Restate the records exactly. Include all of them.

------------------------------------------------------------

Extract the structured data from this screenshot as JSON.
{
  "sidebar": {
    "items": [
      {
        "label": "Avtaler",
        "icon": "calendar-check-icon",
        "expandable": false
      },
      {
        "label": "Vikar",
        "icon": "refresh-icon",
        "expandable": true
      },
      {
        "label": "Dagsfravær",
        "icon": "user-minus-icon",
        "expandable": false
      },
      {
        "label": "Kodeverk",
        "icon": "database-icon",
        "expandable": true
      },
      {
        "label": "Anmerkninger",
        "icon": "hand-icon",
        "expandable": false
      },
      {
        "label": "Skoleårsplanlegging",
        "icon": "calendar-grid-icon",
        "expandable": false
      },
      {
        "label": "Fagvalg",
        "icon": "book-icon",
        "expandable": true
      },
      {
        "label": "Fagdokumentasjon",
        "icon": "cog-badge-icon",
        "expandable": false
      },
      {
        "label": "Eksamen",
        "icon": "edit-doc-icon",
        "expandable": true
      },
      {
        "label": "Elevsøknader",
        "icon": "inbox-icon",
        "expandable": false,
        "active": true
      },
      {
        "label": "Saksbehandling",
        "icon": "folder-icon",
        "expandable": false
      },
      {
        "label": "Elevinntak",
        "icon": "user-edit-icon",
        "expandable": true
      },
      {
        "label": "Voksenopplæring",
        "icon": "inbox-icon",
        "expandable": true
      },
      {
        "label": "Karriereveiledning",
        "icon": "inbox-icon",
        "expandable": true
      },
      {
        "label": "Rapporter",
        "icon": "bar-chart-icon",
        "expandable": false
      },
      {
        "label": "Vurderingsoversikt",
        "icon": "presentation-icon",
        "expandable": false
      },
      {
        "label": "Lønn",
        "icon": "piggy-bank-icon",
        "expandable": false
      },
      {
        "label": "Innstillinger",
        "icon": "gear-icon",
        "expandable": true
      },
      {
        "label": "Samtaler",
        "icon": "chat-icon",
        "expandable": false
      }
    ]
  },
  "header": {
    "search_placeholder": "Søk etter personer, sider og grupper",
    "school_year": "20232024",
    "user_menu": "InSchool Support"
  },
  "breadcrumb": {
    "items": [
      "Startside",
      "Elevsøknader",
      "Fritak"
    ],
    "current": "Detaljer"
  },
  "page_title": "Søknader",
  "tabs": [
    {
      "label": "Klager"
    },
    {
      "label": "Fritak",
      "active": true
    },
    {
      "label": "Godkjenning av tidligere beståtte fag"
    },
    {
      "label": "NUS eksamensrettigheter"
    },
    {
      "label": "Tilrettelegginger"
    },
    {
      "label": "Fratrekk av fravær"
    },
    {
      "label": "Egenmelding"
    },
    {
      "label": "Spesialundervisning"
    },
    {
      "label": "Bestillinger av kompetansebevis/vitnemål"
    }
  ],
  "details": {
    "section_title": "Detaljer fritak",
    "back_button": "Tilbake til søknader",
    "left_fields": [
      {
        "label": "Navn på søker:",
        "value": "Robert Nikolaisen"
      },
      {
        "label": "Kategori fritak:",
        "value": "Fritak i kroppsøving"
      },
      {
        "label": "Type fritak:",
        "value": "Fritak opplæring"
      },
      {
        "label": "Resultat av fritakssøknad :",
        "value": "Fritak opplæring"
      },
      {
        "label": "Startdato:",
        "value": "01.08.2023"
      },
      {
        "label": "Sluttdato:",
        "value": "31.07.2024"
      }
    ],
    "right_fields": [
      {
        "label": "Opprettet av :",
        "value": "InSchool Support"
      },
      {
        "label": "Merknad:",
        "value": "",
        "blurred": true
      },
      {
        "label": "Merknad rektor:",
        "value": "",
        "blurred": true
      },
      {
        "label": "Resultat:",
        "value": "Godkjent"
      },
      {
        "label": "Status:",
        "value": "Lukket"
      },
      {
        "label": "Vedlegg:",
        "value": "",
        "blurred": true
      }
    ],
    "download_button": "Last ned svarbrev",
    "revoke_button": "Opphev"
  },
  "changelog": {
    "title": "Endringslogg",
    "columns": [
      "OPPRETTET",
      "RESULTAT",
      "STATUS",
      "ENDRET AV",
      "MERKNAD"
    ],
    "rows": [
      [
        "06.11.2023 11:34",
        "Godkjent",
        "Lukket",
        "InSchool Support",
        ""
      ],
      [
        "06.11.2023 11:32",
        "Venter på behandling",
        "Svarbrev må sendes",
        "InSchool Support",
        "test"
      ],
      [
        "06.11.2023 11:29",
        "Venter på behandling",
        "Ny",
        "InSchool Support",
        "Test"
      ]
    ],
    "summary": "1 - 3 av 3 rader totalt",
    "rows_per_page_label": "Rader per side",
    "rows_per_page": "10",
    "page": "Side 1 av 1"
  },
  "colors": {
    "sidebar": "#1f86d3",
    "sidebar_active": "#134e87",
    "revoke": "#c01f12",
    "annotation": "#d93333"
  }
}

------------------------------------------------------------

_Result of this task_
Extract the structured data from this screenshot as JSON.
{
  "sidebar": {
    "items": [
      {
        "label": "Avtaler",
        "icon": "calendar-check-icon",
        "expandable": false
      },
      {
        "label": "Vikar",
        "icon": "refresh-icon",
        "expandable": true
      },
      {
        "label": "Dagsfravær",
        "icon": "user-minus-icon",
        "expandable": false
      },
      {
        "label": "Kodeverk",
        "icon": "database-icon",
        "expandable": true
      },
      {
        "label": "Anmerkninger",
        "icon": "hand-icon",
        "expandable": false
      },
      {
        "label": "Skoleårsplanlegging",
        "icon": "calendar-grid-icon",
        "expandable": false
      },
      {
        "label": "Fagvalg",
        "icon": "book-icon",
        "expandable": true
      },
      {
        "label": "Fagdokumentasjon",
        "icon": "cog-badge-icon",
        "expandable": false
      },
      {
        "label": "Eksamen",
        "icon": "edit-doc-icon",
        "expandable": true
      },
      {
        "label": "Elevsøknader",
        "icon": "inbox-icon",
        "expandable": false,
        "active": true
      },
      {
        "label": "Saksbehandling",
        "icon": "folder-icon",
        "expandable": false
      },
      {
        "label": "Elevinntak",
        "icon": "user-edit-icon",
        "expandable": true
      },
      {
        "label": "Voksenopplæring",
        "icon": "inbox-icon",
        "expandable": true
      },
      {
        "label": "Karriereveiledning",
        "icon": "inbox-icon",
        "expandable": true
      },
      {
        "label": "Rapporter",
        "icon": "bar-chart-icon",
        "expandable": false
      },
      {
        "label": "Vurderingsoversikt",
        "icon": "presentation-icon",
        "expandable": false
      },
      {
        "label": "Lønn",
        "icon": "piggy-bank-icon",
        "expandable": false
      },
      {
        "label": "Innstillinger",
        "icon": "gear-icon",
        "expandable": true
      },
      {
        "label": "Samtaler",
        "icon": "chat-icon",
        "expandable": false
      }
    ]
  },
  "header": {
    "search_placeholder": "Søk etter personer, sider og grupper",
    "school_year": "20232024",
    "user_menu": "InSchool Support"
  },
  "breadcrumb": {
    "items": [
      "Startside",
      "Elevsøknader",
      "Fritak"
    ],
    "current": "Detaljer"
  },
  "page_title": "Søknader",
  "tabs": [
    {
      "label": "Klager"
    },
    {
      "label": "Fritak",
      "active": true
    },
    {
      "label": "Godkjenning av tidligere beståtte fag"
    },
    {
      "label": "NUS eksamensrettigheter"
    },
    {
      "label": "Tilrettelegginger"
    },
    {
      "label": "Fratrekk av fravær"
    },
    {
      "label": "Egenmelding"
    },
    {
      "label": "Spesialundervisning"
    },
    {
      "label": "Bestillinger av kompetansebevis/vitnemål"
    }
  ],
  "details": {
    "section_title": "Detaljer fritak",
    "back_button": "Tilbake til søknader",
    "left_fields": [
      {
        "label": "Navn på søker:",
        "value": "Robert Nikolaisen"
      },
      {
        "label": "Kategori fritak:",
        "value": "Fritak i kroppsøving"
      },
      {
        "label": "Type fritak:",
        "value": "Fritak opplæring"
      },
      {
        "label": "Resultat av fritakssøknad :",
        "value": "Fritak opplæring"
      },
      {
        "label": "Startdato:",
        "value": "01.08.2023"
      },
      {
        "label": "Sluttdato:",
        "value": "31.07.2024"
      }
    ],
    "right_fields": [
      {
        "label": "Opprettet av :",
        "value": "InSchool Support"
      },
      {
        "label": "Merknad:",
        "value": "",
        "blurred": true
      },
      {
        "label": "Merknad rektor:",
        "value": "",
        "blurred": true
      },
      {
        "label": "Resultat:",
        "value": "Godkjent"
      },
      {
        "label": "Status:",
        "value": "Lukket"
      },
      {
        "label": "Vedlegg:",
        "value": "",
        "blurred": true
      }
    ],
    "download_button": "Last ned svarbrev",
    "revoke_button": "Opphev"
  },
  "changelog": {
    "title": "Endringslogg",
    "columns": [
      "OPPRETTET",
      "RESULTAT",
      "STATUS",
      "ENDRET AV",
      "MERKNAD"
    ],
    "rows": [
      [
        "06.11.2023 11:34",
        "Godkjent",
        "Lukket",
        "InSchool Support",
        ""
      ],
      [
        "06.11.2023 11:32",
        "Venter på behandling",
        "Svarbrev må sendes",
        "InSchool Support",
        "test"
      ],
      [
        "06.11.2023 11:29",
        "Venter på behandling",
        "Ny",
        "InSchool Support",
        "Test"
      ]
    ],
    "summary": "1 - 3 av 3 rader totalt",
    "rows_per_page_label": "Rader per side",
    "rows_per_page": "10",
    "page": "Side 1 av 1"
  },
  "colors": {
    "sidebar": "#1f86d3",
    "sidebar_active": "#134e87",
    "revoke": "#c01f12",
    "annotation": "#d93333"
  }
}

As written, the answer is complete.